> Web page and app entries:

****

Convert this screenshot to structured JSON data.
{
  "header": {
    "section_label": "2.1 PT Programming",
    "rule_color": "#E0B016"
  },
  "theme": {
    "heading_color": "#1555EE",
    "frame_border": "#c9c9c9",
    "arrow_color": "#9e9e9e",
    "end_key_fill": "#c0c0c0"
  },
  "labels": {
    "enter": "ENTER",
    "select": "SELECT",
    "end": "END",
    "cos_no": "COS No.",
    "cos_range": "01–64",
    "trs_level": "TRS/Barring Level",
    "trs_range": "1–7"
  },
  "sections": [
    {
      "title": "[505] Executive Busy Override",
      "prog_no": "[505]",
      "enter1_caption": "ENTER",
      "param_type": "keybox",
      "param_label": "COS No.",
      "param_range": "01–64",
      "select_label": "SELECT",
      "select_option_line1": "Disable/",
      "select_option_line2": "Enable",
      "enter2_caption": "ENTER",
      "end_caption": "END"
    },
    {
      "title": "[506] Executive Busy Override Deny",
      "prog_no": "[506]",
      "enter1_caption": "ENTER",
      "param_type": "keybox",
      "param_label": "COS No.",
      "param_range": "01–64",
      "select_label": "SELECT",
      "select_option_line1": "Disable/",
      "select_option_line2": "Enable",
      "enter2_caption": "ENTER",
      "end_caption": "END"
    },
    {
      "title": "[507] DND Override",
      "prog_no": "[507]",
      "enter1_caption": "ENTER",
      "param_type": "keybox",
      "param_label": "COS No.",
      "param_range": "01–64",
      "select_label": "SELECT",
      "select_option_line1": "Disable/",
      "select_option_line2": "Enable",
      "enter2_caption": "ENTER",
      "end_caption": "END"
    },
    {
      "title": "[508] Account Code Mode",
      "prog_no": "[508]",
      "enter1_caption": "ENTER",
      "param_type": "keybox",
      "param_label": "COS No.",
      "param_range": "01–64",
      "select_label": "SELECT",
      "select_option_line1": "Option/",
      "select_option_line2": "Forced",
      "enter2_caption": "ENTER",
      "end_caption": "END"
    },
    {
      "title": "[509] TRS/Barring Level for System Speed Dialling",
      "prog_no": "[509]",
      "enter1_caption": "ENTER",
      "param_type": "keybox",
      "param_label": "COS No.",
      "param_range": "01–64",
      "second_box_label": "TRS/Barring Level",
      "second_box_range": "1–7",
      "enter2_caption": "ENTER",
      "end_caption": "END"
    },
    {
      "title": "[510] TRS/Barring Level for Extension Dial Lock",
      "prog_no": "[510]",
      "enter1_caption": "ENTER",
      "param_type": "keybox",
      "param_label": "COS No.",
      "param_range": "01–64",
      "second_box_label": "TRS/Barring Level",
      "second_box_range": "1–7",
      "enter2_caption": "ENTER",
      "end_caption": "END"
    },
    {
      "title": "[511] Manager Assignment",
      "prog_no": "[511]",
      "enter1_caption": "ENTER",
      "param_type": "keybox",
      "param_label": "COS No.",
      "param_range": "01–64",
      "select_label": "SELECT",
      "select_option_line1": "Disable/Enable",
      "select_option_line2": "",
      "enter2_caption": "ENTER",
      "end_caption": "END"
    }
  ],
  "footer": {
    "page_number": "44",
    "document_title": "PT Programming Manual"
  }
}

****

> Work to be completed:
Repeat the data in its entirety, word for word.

> Task response:
Convert this screenshot to structured JSON data.
{
  "header": {
    "section_label": "2.1 PT Programming",
    "rule_color": "#E0B016"
  },
  "theme": {
    "heading_color": "#1555EE",
    "frame_border": "#c9c9c9",
    "arrow_color": "#9e9e9e",
    "end_key_fill": "#c0c0c0"
  },
  "labels": {
    "enter": "ENTER",
    "select": "SELECT",
    "end": "END",
    "cos_no": "COS No.",
    "cos_range": "01–64",
    "trs_level": "TRS/Barring Level",
    "trs_range": "1–7"
  },
  "sections": [
    {
      "title": "[505] Executive Busy Override",
      "prog_no": "[505]",
      "enter1_caption": "ENTER",
      "param_type": "keybox",
      "param_label": "COS No.",
      "param_range": "01–64",
      "select_label": "SELECT",
      "select_option_line1": "Disable/",
      "select_option_line2": "Enable",
      "enter2_caption": "ENTER",
      "end_caption": "END"
    },
    {
      "title": "[506] Executive Busy Override Deny",
      "prog_no": "[506]",
      "enter1_caption": "ENTER",
      "param_type": "keybox",
      "param_label": "COS No.",
      "param_range": "01–64",
      "select_label": "SELECT",
      "select_option_line1": "Disable/",
      "select_option_line2": "Enable",
      "enter2_caption": "ENTER",
      "end_caption": "END"
    },
    {
      "title": "[507] DND Override",
      "prog_no": "[507]",
      "enter1_caption": "ENTER",
      "param_type": "keybox",
      "param_label": "COS No.",
      "param_range": "01–64",
      "select_label": "SELECT",
      "select_option_line1": "Disable/",
      "select_option_line2": "Enable",
      "enter2_caption": "ENTER",
      "end_caption": "END"
    },
    {
      "title": "[508] Account Code Mode",
      "prog_no": "[508]",
      "enter1_caption": "ENTER",
      "param_type": "keybox",
      "param_label": "COS No.",
      "param_range": "01–64",
      "select_label": "SELECT",
      "select_option_line1": "Option/",
      "select_option_line2": "Forced",
      "enter2_caption": "ENTER",
      "end_caption": "END"
    },
    {
      "title": "[509] TRS/Barring Level for System Speed Dialling",
      "prog_no": "[509]",
      "enter1_caption": "ENTER",
      "param_type": "keybox",
      "param_label": "COS No.",
      "param_range": "01–64",
      "second_box_label": "TRS/Barring Level",
      "second_box_range": "1–7",
      "enter2_caption": "ENTER",
      "end_caption": "END"
    },
    {
      "title": "[510] TRS/Barring Level for Extension Dial Lock",
      "prog_no": "[510]",
      "enter1_caption": "ENTER",
      "param_type": "keybox",
      "param_label": "COS No.",
      "param_range": "01–64",
      "second_box_label": "TRS/Barring Level",
      "second_box_range": "1–7",
      "enter2_caption": "ENTER",
      "end_caption": "END"
    },
    {
      "title": "[511] Manager Assignment",
      "prog_no": "[511]",
      "enter1_caption": "ENTER",
      "param_type": "keybox",
      "param_label": "COS No.",
      "param_range": "01–64",
      "select_label": "SELECT",
      "select_option_line1": "Disable/Enable",
      "select_option_line2": "",
      "enter2_caption": "ENTER",
      "end_caption": "END"
    }
  ],
  "footer": {
    "page_number": "44",
    "document_title": "PT Programming Manual"
  }
}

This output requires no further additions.